[Exercise aim]:
Search the records for the word "Produced" and copy every line in which it occurs.

─── The data ───

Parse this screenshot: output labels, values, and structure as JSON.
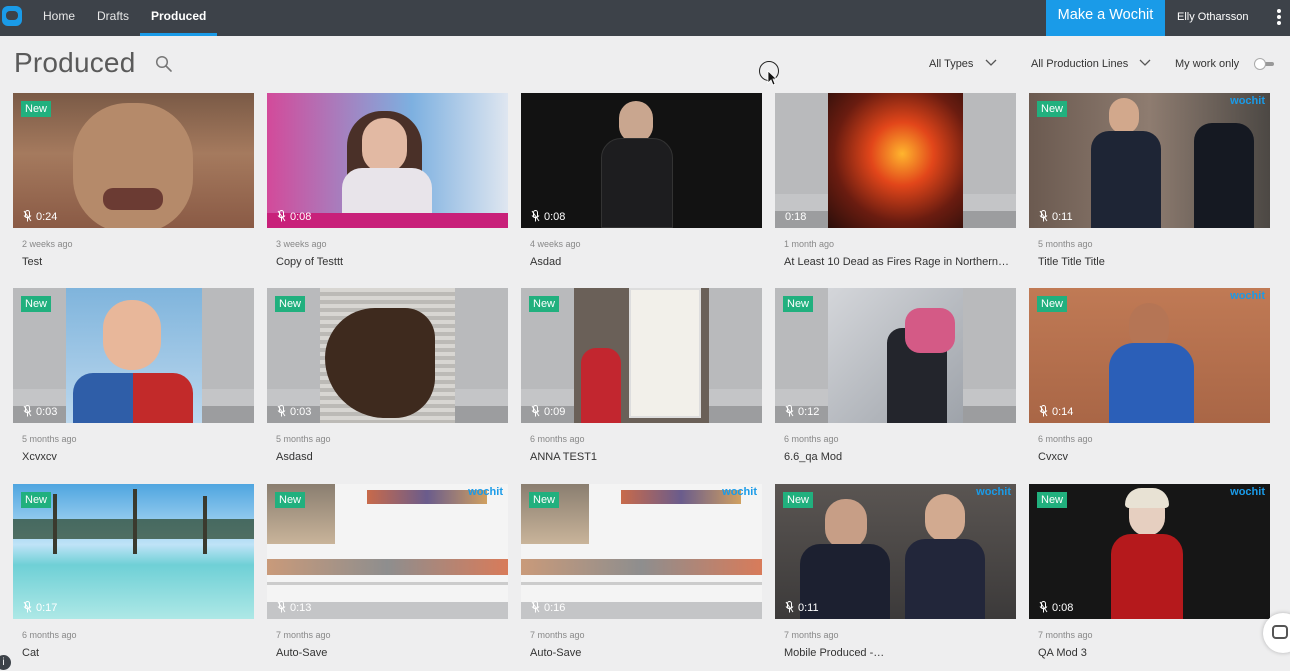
{
  "nav": {
    "home": "Home",
    "drafts": "Drafts",
    "produced": "Produced",
    "make_button": "Make a Wochit",
    "user_name": "Elly Otharsson"
  },
  "header": {
    "title": "Produced",
    "filter_types": "All Types",
    "filter_lines": "All Production Lines",
    "my_work_label": "My work only"
  },
  "colors": {
    "accent": "#1a9be8",
    "topbar": "#3d4249",
    "badge": "#21b07e"
  },
  "badge_label": "New",
  "watermark": "wochit",
  "videos": [
    {
      "duration": "0:24",
      "ago": "2 weeks ago",
      "title": "Test",
      "new": true
    },
    {
      "duration": "0:08",
      "ago": "3 weeks ago",
      "title": "Copy of Testtt",
      "new": false
    },
    {
      "duration": "0:08",
      "ago": "4 weeks ago",
      "title": "Asdad",
      "new": false
    },
    {
      "duration": "0:18",
      "ago": "1 month ago",
      "title": "At Least 10 Dead as Fires Rage in Northern…",
      "new": false
    },
    {
      "duration": "0:11",
      "ago": "5 months ago",
      "title": "Title Title Title",
      "new": true
    },
    {
      "duration": "0:03",
      "ago": "5 months ago",
      "title": "Xcvxcv",
      "new": true
    },
    {
      "duration": "0:03",
      "ago": "5 months ago",
      "title": "Asdasd",
      "new": true
    },
    {
      "duration": "0:09",
      "ago": "6 months ago",
      "title": "ANNA TEST1",
      "new": true
    },
    {
      "duration": "0:12",
      "ago": "6 months ago",
      "title": "6.6_qa Mod",
      "new": true
    },
    {
      "duration": "0:14",
      "ago": "6 months ago",
      "title": "Cvxcv",
      "new": true
    },
    {
      "duration": "0:17",
      "ago": "6 months ago",
      "title": "Cat",
      "new": true
    },
    {
      "duration": "0:13",
      "ago": "7 months ago",
      "title": "Auto-Save",
      "new": true
    },
    {
      "duration": "0:16",
      "ago": "7 months ago",
      "title": "Auto-Save",
      "new": true
    },
    {
      "duration": "0:11",
      "ago": "7 months ago",
      "title": "Mobile Produced -…",
      "new": true
    },
    {
      "duration": "0:08",
      "ago": "7 months ago",
      "title": "QA Mod 3",
      "new": true
    }
  ]
}
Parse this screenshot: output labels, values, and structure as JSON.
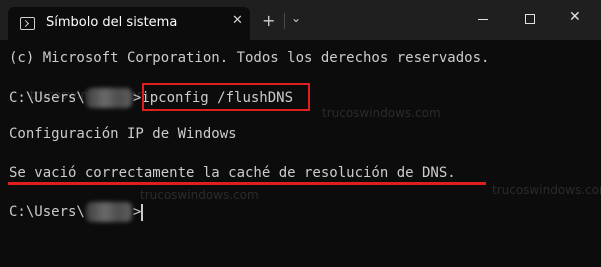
{
  "window": {
    "tab_title": "Símbolo del sistema",
    "tab_close": "✕",
    "new_tab": "+",
    "dropdown": "⌄",
    "close_glyph": "✕"
  },
  "terminal": {
    "copyright": "(c) Microsoft Corporation. Todos los derechos reservados.",
    "prompt_prefix": "C:\\Users\\",
    "prompt_suffix": ">",
    "command": "ipconfig /flushDNS",
    "header": "Configuración IP de Windows",
    "result": "Se vació correctamente la caché de resolución de DNS."
  },
  "watermarks": [
    "trucoswindows.com",
    "trucoswindows.com",
    "trucoswindows.com",
    "trucoswindows.com"
  ],
  "colors": {
    "highlight": "#e01e1e",
    "text": "#cccccc",
    "background": "#0c0c0c"
  }
}
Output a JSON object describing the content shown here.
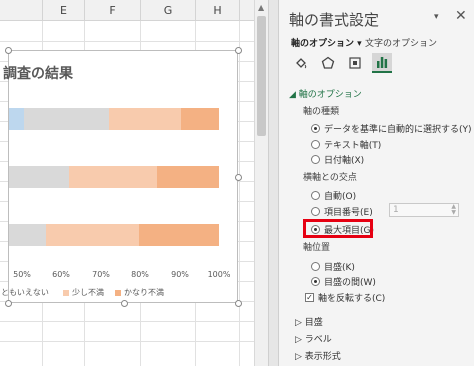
{
  "sheet": {
    "columns": [
      "E",
      "F",
      "G",
      "H"
    ]
  },
  "chart": {
    "title_partial": "調査の結果",
    "chart_data": {
      "type": "bar",
      "orientation": "horizontal-stacked-100",
      "visible_tick_labels": [
        "50%",
        "60%",
        "70%",
        "80%",
        "90%",
        "100%"
      ],
      "legend_visible": [
        "ともいえない",
        "少し不満",
        "かなり不満"
      ],
      "legend_placement": "bottom",
      "colors": [
        "#bdd7ee",
        "#d9d9d9",
        "#f8cbad",
        "#f4b183"
      ]
    }
  },
  "pane": {
    "title": "軸の書式設定",
    "dropdown_icon": "chevron-down-icon",
    "close_icon": "close-icon",
    "tabs": {
      "axis_options": "軸のオプション",
      "text_options": "文字のオプション"
    },
    "icons": [
      "fill-line-icon",
      "effects-pentagon-icon",
      "size-properties-icon",
      "bar-chart-icon"
    ],
    "section_axis_options": "軸のオプション",
    "axis_type": {
      "label": "軸の種類",
      "options": [
        "データを基準に自動的に選択する(Y)",
        "テキスト軸(T)",
        "日付軸(X)"
      ],
      "selected_index": 0
    },
    "crosses": {
      "label": "横軸との交点",
      "options": [
        "自動(O)",
        "項目番号(E)",
        "最大項目(G)"
      ],
      "selected_index": 2,
      "number_value": "1"
    },
    "axis_position": {
      "label": "軸位置",
      "options": [
        "目盛(K)",
        "目盛の間(W)"
      ],
      "selected_index": 1
    },
    "reverse_order": {
      "label": "軸を反転する(C)",
      "checked": true
    },
    "collapsed_sections": [
      "目盛",
      "ラベル",
      "表示形式"
    ],
    "accent_color": "#217346",
    "highlight_color": "#e60012"
  }
}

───

[Task solution]:
    "produced": "Produced",
    "title": "Produced",
      "title": "Mobile Produced -…",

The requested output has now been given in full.